Head men's basketball coach Neil Dougherty was named "Best Dressed Coach" by

Stacey M. Floyd-Thomas, assistant professor of Ethics and Black Church Studies at Brite Divinity School, was the recipient of the Catherine Saylor Hill Endowed Faculty Excellence Award, and the Louise Clark Brittan Endowed Teaching Award given by the Brite student body to recognize superlative teaching performance. Each award carries a $3,000 stipend.

Junior Adam Jackson swept the 20th Annual Entergy Young Texas Artists Music Competition Finalists' Concert in March. Jackson was Young Texas Artist of the Year for 2004. In addition to a $1,000 prize, Jackson was invited to perform with the Laredo Philharmonic Orchestra. He also won the $1,000 first place prize in the Piano Division and the $500 Audience Choice Award. Recently, Jackson was also honored with first prize from the Fort Worth Music Teachers Association.

Entrepreneur Magazine has ranked TCU's James A. Ryffel Center for Entrepreneurial Studies at the M. J. Neeley School of Business one of the Top 100 Entrepreneurial Colleges and Universities for 2004. The rankings, which appear in the magazine's May issue, put TCU in the top two percent of more than 825 entrepreneurship programs nationwide and distinguish the program as tops in Texas. David Minor, the Center's director, was also recognized. His peers voted him as number seven in the top 10 list of entrepreneurship program directors in the U.S.

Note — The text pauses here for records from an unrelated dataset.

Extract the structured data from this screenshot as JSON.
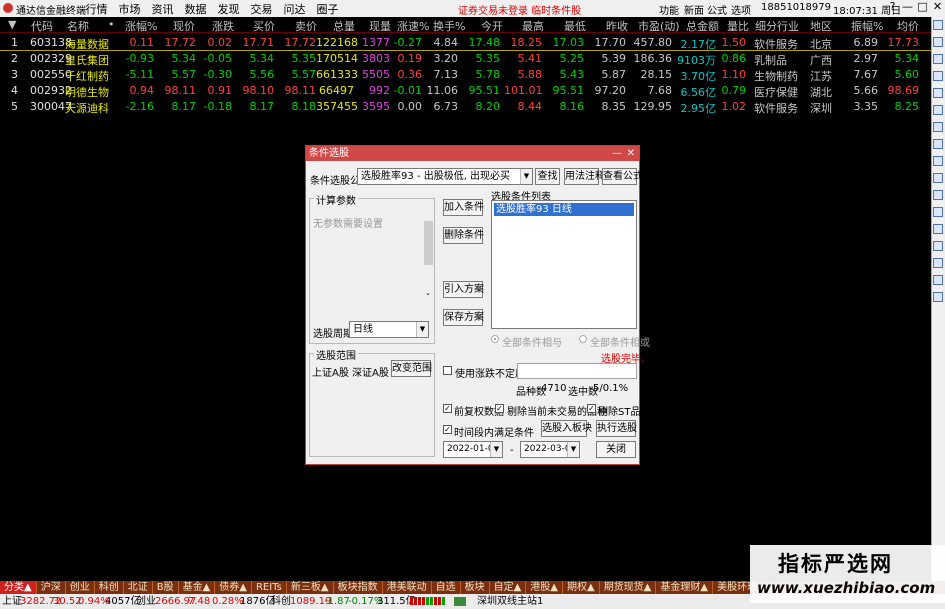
{
  "app": {
    "title": "通达信金融终端"
  },
  "menu": [
    "行情",
    "市场",
    "资讯",
    "数据",
    "发现",
    "交易",
    "问达",
    "圈子"
  ],
  "promo": "证券交易未登录 临时条件股",
  "topright": {
    "func": "功能",
    "news": "新面",
    "formula": "公式",
    "options": "选项",
    "phone": "18851018979",
    "time": "18:07:31 周日"
  },
  "window_buttons": [
    "?",
    "—",
    "□",
    "✕"
  ],
  "table": {
    "headers": [
      "▼",
      "代码",
      "名称",
      "•",
      "涨幅%",
      "现价",
      "涨跌",
      "买价",
      "卖价",
      "总量",
      "现量",
      "涨速%",
      "换手%",
      "今开",
      "最高",
      "最低",
      "昨收",
      "市盈(动)",
      "总金额",
      "量比",
      "细分行业",
      "地区",
      "振幅%",
      "均价"
    ],
    "rows": [
      {
        "idx": "1",
        "code": "603138",
        "name": "海量数据",
        "chg": "0.11",
        "price": "17.72",
        "diff": "0.02",
        "bid": "17.71",
        "ask": "17.72",
        "vol": "122168",
        "cur": "1377",
        "spd": "-0.27",
        "turn": "4.84",
        "open": "17.48",
        "high": "18.25",
        "low": "17.03",
        "prev": "17.70",
        "pe": "457.80",
        "amt": "2.17亿",
        "vr": "1.50",
        "ind": "软件服务",
        "reg": "北京",
        "amp": "6.89",
        "avg": "17.73"
      },
      {
        "idx": "2",
        "code": "002329",
        "name": "皇氏集团",
        "chg": "-0.93",
        "price": "5.34",
        "diff": "-0.05",
        "bid": "5.34",
        "ask": "5.35",
        "vol": "170514",
        "cur": "3803",
        "spd": "0.19",
        "turn": "3.20",
        "open": "5.35",
        "high": "5.41",
        "low": "5.25",
        "prev": "5.39",
        "pe": "186.36",
        "amt": "9103万",
        "vr": "0.86",
        "ind": "乳制品",
        "reg": "广西",
        "amp": "2.97",
        "avg": "5.34"
      },
      {
        "idx": "3",
        "code": "002550",
        "name": "千红制药",
        "chg": "-5.11",
        "price": "5.57",
        "diff": "-0.30",
        "bid": "5.56",
        "ask": "5.57",
        "vol": "661333",
        "cur": "5505",
        "spd": "0.36",
        "turn": "7.13",
        "open": "5.78",
        "high": "5.88",
        "low": "5.43",
        "prev": "5.87",
        "pe": "28.15",
        "amt": "3.70亿",
        "vr": "1.10",
        "ind": "生物制药",
        "reg": "江苏",
        "amp": "7.67",
        "avg": "5.60"
      },
      {
        "idx": "4",
        "code": "002932",
        "name": "明德生物",
        "chg": "0.94",
        "price": "98.11",
        "diff": "0.91",
        "bid": "98.10",
        "ask": "98.11",
        "vol": "66497",
        "cur": "992",
        "spd": "-0.01",
        "turn": "11.06",
        "open": "95.51",
        "high": "101.01",
        "low": "95.51",
        "prev": "97.20",
        "pe": "7.68",
        "amt": "6.56亿",
        "vr": "0.79",
        "ind": "医疗保健",
        "reg": "湖北",
        "amp": "5.66",
        "avg": "98.69"
      },
      {
        "idx": "5",
        "code": "300047",
        "name": "天源迪科",
        "chg": "-2.16",
        "price": "8.17",
        "diff": "-0.18",
        "bid": "8.17",
        "ask": "8.18",
        "vol": "357455",
        "cur": "3595",
        "spd": "0.00",
        "turn": "6.73",
        "open": "8.20",
        "high": "8.44",
        "low": "8.16",
        "prev": "8.35",
        "pe": "129.95",
        "amt": "2.95亿",
        "vr": "1.02",
        "ind": "软件服务",
        "reg": "深圳",
        "amp": "3.35",
        "avg": "8.25"
      }
    ]
  },
  "dialog": {
    "title": "条件选股",
    "formula_label": "条件选股公式",
    "formula_value": "选股胜率93 - 出股极低, 出现必买",
    "find": "查找",
    "usage": "用法注释",
    "view": "查看公式",
    "params_group": "计算参数",
    "no_params": "无参数需要设置",
    "list_label": "选股条件列表",
    "list_item": "选股胜率93  日线",
    "add": "加入条件",
    "del": "删除条件",
    "import": "引入方案",
    "save": "保存方案",
    "period_label": "选股周期:",
    "period_value": "日线",
    "radio_and": "全部条件相与",
    "radio_or": "全部条件相或",
    "done": "选股完毕.",
    "scope_group": "选股范围",
    "scope_value": "上证A股 深证A股",
    "change_scope": "改变范围",
    "use_uncertain": "使用涨跌不定周期",
    "count_label": "品种数",
    "count_value": "4710",
    "hit_label": "选中数",
    "hit_value": "5/0.1%",
    "pre_adjust": "前复权数据",
    "remove_untraded": "剔除当前未交易的品种",
    "remove_st": "剔除ST品种",
    "time_range": "时间段内满足条件",
    "to_block": "选股入板块",
    "execute": "执行选股",
    "date_from": "2022-01-01",
    "date_sep": "-",
    "date_to": "2022-03-03",
    "close": "关闭"
  },
  "tabs": [
    "分类▲",
    "沪深",
    "创业",
    "科创",
    "北证",
    "B股",
    "基金▲",
    "债券▲",
    "REITs",
    "新三板▲",
    "板块指数",
    "港美联动",
    "自选",
    "板块",
    "自定▲",
    "港股▲",
    "期权▲",
    "期货现货▲",
    "基金理财▲",
    "美股环球▲"
  ],
  "status": {
    "sh_label": "上证",
    "sh_val": "3282.72",
    "sh_diff": "30.52",
    "sh_pct": "0.94%",
    "sh_amt": "4057亿",
    "cy_label": "创业",
    "cy_val": "2666.97",
    "cy_diff": "7.48",
    "cy_pct": "0.28%",
    "cy_amt": "1876亿",
    "kc_label": "科创",
    "kc_val": "1089.19",
    "kc_diff": "-1.87",
    "kc_pct": "-0.17%",
    "kc_amt": "311.5亿",
    "server": "深圳双线主站1"
  },
  "watermark": {
    "line1": "指标严选网",
    "line2": "www.xuezhibiao.com"
  },
  "colors": {
    "up": "#ff4040",
    "down": "#00d000",
    "dialog_title": "#d04848",
    "tab_active": "#d02020"
  }
}
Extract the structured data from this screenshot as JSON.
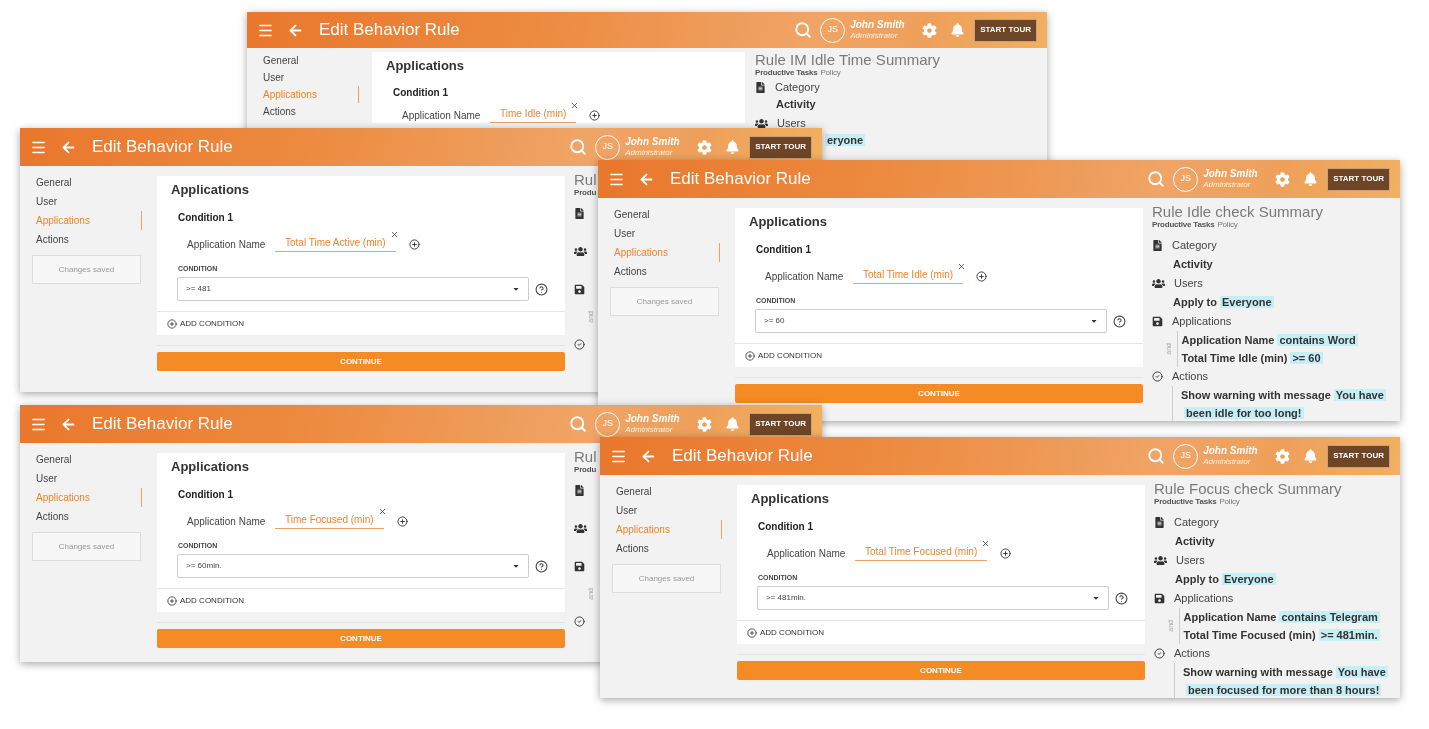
{
  "windows": [
    {
      "title": "Edit Behavior Rule",
      "user": {
        "initials": "JS",
        "name": "John Smith",
        "role": "Administrator"
      },
      "tour_button": "START TOUR",
      "nav": [
        {
          "label": "General",
          "selected": false
        },
        {
          "label": "User",
          "selected": false
        },
        {
          "label": "Applications",
          "selected": true
        },
        {
          "label": "Actions",
          "selected": false
        }
      ],
      "section_title": "Applications",
      "condition_title": "Condition 1",
      "field_label": "Application Name",
      "field_value": "Time Idle (min)",
      "summary": {
        "title": "Rule IM Idle Time Summary",
        "policy_name": "Productive Tasks",
        "policy_suffix": "Policy",
        "sections": [
          {
            "kind": "category",
            "label": "Category",
            "lines": [
              {
                "text": "Activity"
              }
            ]
          },
          {
            "kind": "users",
            "label": "Users",
            "lines": [
              {
                "highlight": "eryone"
              }
            ]
          }
        ]
      }
    },
    {
      "title": "Edit Behavior Rule",
      "user": {
        "initials": "JS",
        "name": "John Smith",
        "role": "Administrator"
      },
      "tour_button": "START TOUR",
      "nav": [
        {
          "label": "General",
          "selected": false
        },
        {
          "label": "User",
          "selected": false
        },
        {
          "label": "Applications",
          "selected": true
        },
        {
          "label": "Actions",
          "selected": false
        }
      ],
      "status": "Changes saved",
      "section_title": "Applications",
      "condition_title": "Condition 1",
      "field_label": "Application Name",
      "field_value": "Total Time Active (min)",
      "condition_label": "CONDITION",
      "condition_value": ">= 481",
      "add_condition": "ADD CONDITION",
      "continue": "CONTINUE",
      "summary": {
        "title": "Rul",
        "policy_name": "Produ",
        "sections": [
          {
            "kind": "category"
          },
          {
            "kind": "users"
          },
          {
            "kind": "applications",
            "connector": "and"
          },
          {
            "kind": "actions"
          }
        ]
      }
    },
    {
      "title": "Edit Behavior Rule",
      "user": {
        "initials": "JS",
        "name": "John Smith",
        "role": "Administrator"
      },
      "tour_button": "START TOUR",
      "nav": [
        {
          "label": "General",
          "selected": false
        },
        {
          "label": "User",
          "selected": false
        },
        {
          "label": "Applications",
          "selected": true
        },
        {
          "label": "Actions",
          "selected": false
        }
      ],
      "status": "Changes saved",
      "section_title": "Applications",
      "condition_title": "Condition 1",
      "field_label": "Application Name",
      "field_value": "Total Time Idle (min)",
      "condition_label": "CONDITION",
      "condition_value": ">= 60",
      "add_condition": "ADD CONDITION",
      "continue": "CONTINUE",
      "summary": {
        "title": "Rule Idle check Summary",
        "policy_name": "Productive Tasks",
        "policy_suffix": "Policy",
        "sections": [
          {
            "kind": "category",
            "label": "Category",
            "lines": [
              {
                "text": "Activity"
              }
            ]
          },
          {
            "kind": "users",
            "label": "Users",
            "lines": [
              {
                "text": "Apply to",
                "highlight": "Everyone"
              }
            ]
          },
          {
            "kind": "applications",
            "label": "Applications",
            "connector": "and",
            "lines": [
              {
                "text": "Application Name",
                "highlight": "contains Word"
              },
              {
                "text": "Total Time Idle (min)",
                "highlight": ">=  60"
              }
            ]
          },
          {
            "kind": "actions",
            "label": "Actions",
            "lines": [
              {
                "text": "Show warning with message",
                "highlight": "You have been idle for too long!"
              }
            ]
          }
        ]
      }
    },
    {
      "title": "Edit Behavior Rule",
      "user": {
        "initials": "JS",
        "name": "John Smith",
        "role": "Administrator"
      },
      "tour_button": "START TOUR",
      "nav": [
        {
          "label": "General",
          "selected": false
        },
        {
          "label": "User",
          "selected": false
        },
        {
          "label": "Applications",
          "selected": true
        },
        {
          "label": "Actions",
          "selected": false
        }
      ],
      "status": "Changes saved",
      "section_title": "Applications",
      "condition_title": "Condition 1",
      "field_label": "Application Name",
      "field_value": "Time Focused (min)",
      "condition_label": "CONDITION",
      "condition_value": ">= 60min.",
      "add_condition": "ADD CONDITION",
      "continue": "CONTINUE",
      "summary": {
        "title": "Rul",
        "policy_name": "Produ",
        "sections": [
          {
            "kind": "category"
          },
          {
            "kind": "users"
          },
          {
            "kind": "applications",
            "connector": "and"
          },
          {
            "kind": "actions"
          }
        ]
      }
    },
    {
      "title": "Edit Behavior Rule",
      "user": {
        "initials": "JS",
        "name": "John Smith",
        "role": "Administrator"
      },
      "tour_button": "START TOUR",
      "nav": [
        {
          "label": "General",
          "selected": false
        },
        {
          "label": "User",
          "selected": false
        },
        {
          "label": "Applications",
          "selected": true
        },
        {
          "label": "Actions",
          "selected": false
        }
      ],
      "status": "Changes saved",
      "section_title": "Applications",
      "condition_title": "Condition 1",
      "field_label": "Application Name",
      "field_value": "Total Time Focused (min)",
      "condition_label": "CONDITION",
      "condition_value": ">= 481min.",
      "add_condition": "ADD CONDITION",
      "continue": "CONTINUE",
      "summary": {
        "title": "Rule Focus check Summary",
        "policy_name": "Productive Tasks",
        "policy_suffix": "Policy",
        "sections": [
          {
            "kind": "category",
            "label": "Category",
            "lines": [
              {
                "text": "Activity"
              }
            ]
          },
          {
            "kind": "users",
            "label": "Users",
            "lines": [
              {
                "text": "Apply to",
                "highlight": "Everyone"
              }
            ]
          },
          {
            "kind": "applications",
            "label": "Applications",
            "connector": "and",
            "lines": [
              {
                "text": "Application Name",
                "highlight": "contains Telegram"
              },
              {
                "text": "Total Time Focused (min)",
                "highlight": ">=  481min."
              }
            ]
          },
          {
            "kind": "actions",
            "label": "Actions",
            "lines": [
              {
                "text": "Show warning with message",
                "highlight": "You have been focused for more than 8 hours!"
              }
            ]
          }
        ]
      }
    }
  ]
}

TCU's student publications, The Daily Skiff and Image magazine won a combined 29 awards from College Newspaper Business and Advertising Managers (CNBAM) and the Texas Intercollegiate Press Association (TIPA) for work done during 2003. Skiff advertising staff took home top national honors from CNBAM for Best Special Section and Best Training Program. At TIPA, number of Skiff and Image staff members took home individual honors, and Image snagged the Sweepstakes Prize for most honors won with 16.

The TCU University Recreation Center received the Outstanding Sports Facilities Award by the National Intramural-Recreational Sports Association. The award recognizes TCU's 232,500 square foot facility for excellence in design, efficient use of space and resources and ability to meet the unique needs of patrons.

TCU Tomes

Texas in Poetry 2
Edited by Billy Bob Hill
TCU Press

Texans have long used poetry to extol the virtues of the nation's most independent state and chronicle its turbulent history. In Texas in Poetry 2, readers can catch a glimpse of the Lone Star state from its sesquicentennial for state independence to the present. Revised from the acclaimed 1994 anthology Texas in Poetry: A 150-year Anthology, the collection includes well-known poets such as Walter McDonald and Vasser Miller. But it also includes verse from some who gained notoriety more for the roles they played in Texas history, such as infamous bank robber Bonnie Parker and the Republic's second president Mirabeau Lamar. Renowned as the definitive collection of Texas poetry to date, this anthology offers as much for the poetry enthusiast as it does for the state history buff. It is available at the TCU Bookstore and online.

Randolph Clark's Memoir Now Available in Paperback

Reminiscences Biographical and Historical, written by Randolph Clark and first published in 1919, is now available from TCU Press in a facsimile paperback edition. In response to many requests, Clark wrote this anecdotal account of the early days of TCU in Thorp Spring in the 1870s. In this edition, the grammar and syntax are unchanged to meet today's modern style, the type is as it was printed long years ago, and the errors, if any, are original. Order from the TCU Bookstore, 817-257-7844, or University Publishing, 1-800-826-8911.